A gun is a weapon that uses the force of an explosive propellant to project a missile. Guns or firearms are classified by the diameter of the barrel opening. This is known as the calibre of the gun. Anything with a calibre up to and including .60 calibre(0.6 inches) is known as a firearm.
The precise origin of the gun is unknown, although they were in use by the early 14th century and were commonplace in Europe by mid-century. These early guns were nothing more than large caliber cylinders of wrought iron or cast bronze, closed at one end and loaded by placing gunpowder and projectile in the muzzle, or open end.
Nowadays firearms are a little more sophisticated. However, the physics behind all guns remains the same. Weapons such as cannons, shotguns, and rifles, work on the basic idea of conservation of momentum and the change in energy from potential to kinetic.
When the trigger is pulled the hammer hits the firing pin. The firing pin then hits the primer which causes the powder to burn hence producing lots of gases. This causes the volume behind the bullet to fill with extremely high-pressure gas. The gas pushes on every surface it encounters, including the bullet in front of it and the base of the gun barrel behind it.

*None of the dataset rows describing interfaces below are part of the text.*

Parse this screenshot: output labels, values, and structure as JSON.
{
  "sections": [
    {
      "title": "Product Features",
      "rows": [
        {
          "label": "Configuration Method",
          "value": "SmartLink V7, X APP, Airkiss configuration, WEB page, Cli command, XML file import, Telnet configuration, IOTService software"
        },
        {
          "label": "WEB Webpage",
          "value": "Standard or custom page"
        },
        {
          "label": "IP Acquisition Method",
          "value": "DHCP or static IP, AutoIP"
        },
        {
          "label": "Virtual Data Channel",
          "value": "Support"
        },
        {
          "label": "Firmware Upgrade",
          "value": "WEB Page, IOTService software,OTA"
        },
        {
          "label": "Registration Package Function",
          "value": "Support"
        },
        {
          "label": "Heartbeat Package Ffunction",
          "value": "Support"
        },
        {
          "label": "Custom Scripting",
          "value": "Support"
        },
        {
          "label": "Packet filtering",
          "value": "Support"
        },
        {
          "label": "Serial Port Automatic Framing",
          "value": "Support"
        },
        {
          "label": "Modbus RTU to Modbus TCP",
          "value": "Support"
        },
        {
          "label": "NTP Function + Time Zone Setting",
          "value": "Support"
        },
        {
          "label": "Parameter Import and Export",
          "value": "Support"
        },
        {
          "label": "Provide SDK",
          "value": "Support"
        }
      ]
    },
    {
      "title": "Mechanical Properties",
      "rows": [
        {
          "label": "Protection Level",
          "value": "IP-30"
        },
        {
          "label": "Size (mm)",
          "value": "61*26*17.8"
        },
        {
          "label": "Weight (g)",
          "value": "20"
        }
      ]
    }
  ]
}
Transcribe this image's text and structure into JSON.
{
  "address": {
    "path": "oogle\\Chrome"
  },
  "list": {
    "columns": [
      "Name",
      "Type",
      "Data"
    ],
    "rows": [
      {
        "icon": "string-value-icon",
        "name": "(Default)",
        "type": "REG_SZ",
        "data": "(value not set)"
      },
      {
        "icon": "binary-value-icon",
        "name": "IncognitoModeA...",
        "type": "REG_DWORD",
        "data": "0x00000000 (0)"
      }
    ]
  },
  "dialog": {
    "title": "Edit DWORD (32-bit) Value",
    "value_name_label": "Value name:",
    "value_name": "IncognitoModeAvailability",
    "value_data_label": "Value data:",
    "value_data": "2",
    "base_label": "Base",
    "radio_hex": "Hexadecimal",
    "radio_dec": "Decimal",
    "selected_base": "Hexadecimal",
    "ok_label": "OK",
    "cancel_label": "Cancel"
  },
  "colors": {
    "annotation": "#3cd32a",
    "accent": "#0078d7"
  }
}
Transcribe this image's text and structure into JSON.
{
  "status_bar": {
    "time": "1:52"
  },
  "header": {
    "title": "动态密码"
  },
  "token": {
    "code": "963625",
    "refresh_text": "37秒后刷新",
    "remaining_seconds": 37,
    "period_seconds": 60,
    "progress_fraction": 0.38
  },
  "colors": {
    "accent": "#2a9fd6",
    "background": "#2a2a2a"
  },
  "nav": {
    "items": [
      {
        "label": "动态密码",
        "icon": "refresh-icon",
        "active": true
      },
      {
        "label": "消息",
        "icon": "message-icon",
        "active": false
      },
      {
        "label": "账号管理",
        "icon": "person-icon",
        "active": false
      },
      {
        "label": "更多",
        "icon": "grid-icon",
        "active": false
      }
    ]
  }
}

The increase in pressure caused by the gases causes the bullet to be forced into the barrel hence causing the bullet to come out of the muzzle at very high speeds. Once the bullet is fired, it remains in motion from its momentum. The momentum will carry the bullet until it strikes an object or gravity pulls the bullet towards the earth.
Firearms change potential chemical energy into kinetic energy in the actual firing of the gun. Many people do not realize that the force imparted by accelerating the bullet is not the only force acting on the gun, or the shooter. Grains of burned gun powder is sent out the muzzle at high velocity. When the trigger is pulled, the hammer strikes a small charge at the end of the shell, the ammunition.
This charge ignites black gun powder packed behind the lead ball bearings. When the black gun powder burns, it produces gas that rapidly expands with the burning of more black gun powder. High-pressure gases exert forces on the back of the bullet and on the gun. The only way for the gas to escape is to push the bullet out of its way through the end of the barrel. This is how a bullet is fired from a gun.
Conservation of momentum is the law that is held true when the gun is fired and a “kick” is felt. When a bullet is fired from a gun, the total momentum before is zero since nothing is moving. After firing the bullet there is momentum in the forward direction. The gun must therefore have the same magnitude of momentum but in the opposite direction so that they cancel each other out leaving the total momentum still equal to zero. For this reason, the gun must have a recoil velocity after the bullet is fired (i.e. the gun ‘jumps’ backward and a ‘kick’ is felt).
As the bullet is propelled through the barrel, it gains momentum. In order for the entire system of the gun and the ammunition to have equal momentum, the gun must gain momentum in the opposite direction from the bullet. Momentum is a vector quantity, having both a direction and a magnitude.
The faster an object is moving or the more mass it has, the more momentum it has in the direction of its motion(momentum = mass x velocity). Because momentum is a conserved quantity, it cannot be created or destroyed (momentum before = momentum after). It can only be transferred between objects. Momentum is conserved because of Newton’s third law of motion.
When one object exerts a force on a second object for a certain amount of time, the second object exerts an equal but oppositely directed force on the first object for exactly the same amount of time. The momentum lost by the first object is exactly equal to the momentum gained by the second object. Momentum is transferred from the first object to the second object.
In this case, if a gun exerts a force on a bullet when firing it forward then the bullet will exert an equal force in the opposite direction on the gun causing it to move backward or recoil. Although the action and reaction forces are equal in size the effect on the gun and the bullet are not the same since the mass of the gun is far greater than the mass of the bullet. The acceleration of the bullet while moving along the gun barrel would be much greater than the acceleration of the gun(acceleration = force mass).
The conservation of momentum is also demonstrated when the bullet hits an object. The object that it strikes absorbs the kinetic energy, energy from motion and momentum. If the force of momentum from the bullet is great enough to overcome the mass of the object, the target will be moved along the same vector as the bullet.
To increase the accuracy of the flight of the bullet, a technique called rifling can be used. Rifling is where the barrel of the gun and or the bullet is creased with spiral grooves that allow air to pass through. When the bullet is fired, the air passes through these curved grooves and spins the bullet. This spinning action allows the bullet to cut through the air more efficiently and fly on a truer course, thus stabilizing its trajectory.